* _WHAT THE TASK REQUIRES_
In the data below, count how many lines contain "time" and give that number by itself.

Extracted records
------------------------------

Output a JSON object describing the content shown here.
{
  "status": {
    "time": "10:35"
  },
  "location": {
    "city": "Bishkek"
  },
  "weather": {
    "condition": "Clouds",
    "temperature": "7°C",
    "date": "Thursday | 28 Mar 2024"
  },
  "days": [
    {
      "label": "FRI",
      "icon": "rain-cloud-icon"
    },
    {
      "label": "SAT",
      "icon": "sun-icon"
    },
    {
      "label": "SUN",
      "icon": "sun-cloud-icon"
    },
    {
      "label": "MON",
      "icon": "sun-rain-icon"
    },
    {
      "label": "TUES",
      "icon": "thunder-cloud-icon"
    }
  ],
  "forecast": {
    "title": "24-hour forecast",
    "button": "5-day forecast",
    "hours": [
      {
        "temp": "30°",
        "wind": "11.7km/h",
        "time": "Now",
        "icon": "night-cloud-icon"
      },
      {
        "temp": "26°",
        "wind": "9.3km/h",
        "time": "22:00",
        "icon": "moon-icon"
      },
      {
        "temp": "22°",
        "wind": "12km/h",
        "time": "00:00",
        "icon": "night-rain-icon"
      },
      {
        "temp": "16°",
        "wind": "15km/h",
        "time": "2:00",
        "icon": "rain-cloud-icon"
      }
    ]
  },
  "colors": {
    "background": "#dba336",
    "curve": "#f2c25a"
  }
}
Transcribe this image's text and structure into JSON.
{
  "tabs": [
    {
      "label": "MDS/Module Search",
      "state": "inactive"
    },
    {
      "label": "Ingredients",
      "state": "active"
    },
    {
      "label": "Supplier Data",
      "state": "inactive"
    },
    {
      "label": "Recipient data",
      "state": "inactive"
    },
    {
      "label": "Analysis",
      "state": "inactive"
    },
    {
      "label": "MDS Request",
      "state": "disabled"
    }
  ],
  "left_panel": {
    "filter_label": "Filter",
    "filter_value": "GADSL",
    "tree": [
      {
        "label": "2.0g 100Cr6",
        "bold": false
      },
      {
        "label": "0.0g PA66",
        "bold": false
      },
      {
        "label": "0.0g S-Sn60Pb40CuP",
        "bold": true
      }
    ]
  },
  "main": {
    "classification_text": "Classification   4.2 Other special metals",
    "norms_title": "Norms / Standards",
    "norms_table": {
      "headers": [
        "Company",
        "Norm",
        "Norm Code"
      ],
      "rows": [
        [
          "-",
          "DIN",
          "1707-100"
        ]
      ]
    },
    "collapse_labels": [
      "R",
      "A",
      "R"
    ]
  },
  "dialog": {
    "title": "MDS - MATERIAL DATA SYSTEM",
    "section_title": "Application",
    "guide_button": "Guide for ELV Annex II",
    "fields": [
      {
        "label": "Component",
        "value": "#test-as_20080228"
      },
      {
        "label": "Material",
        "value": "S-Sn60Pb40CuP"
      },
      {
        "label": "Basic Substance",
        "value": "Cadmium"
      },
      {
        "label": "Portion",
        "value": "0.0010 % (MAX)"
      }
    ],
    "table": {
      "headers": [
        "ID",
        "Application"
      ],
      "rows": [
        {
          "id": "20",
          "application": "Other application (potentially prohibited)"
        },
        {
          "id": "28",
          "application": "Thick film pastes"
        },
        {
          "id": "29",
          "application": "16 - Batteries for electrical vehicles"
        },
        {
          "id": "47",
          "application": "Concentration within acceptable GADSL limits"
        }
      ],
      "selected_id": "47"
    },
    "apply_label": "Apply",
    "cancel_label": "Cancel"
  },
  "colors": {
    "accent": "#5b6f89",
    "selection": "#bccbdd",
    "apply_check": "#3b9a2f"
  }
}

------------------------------

* _RESULT FOR THIS EXERCISE_
5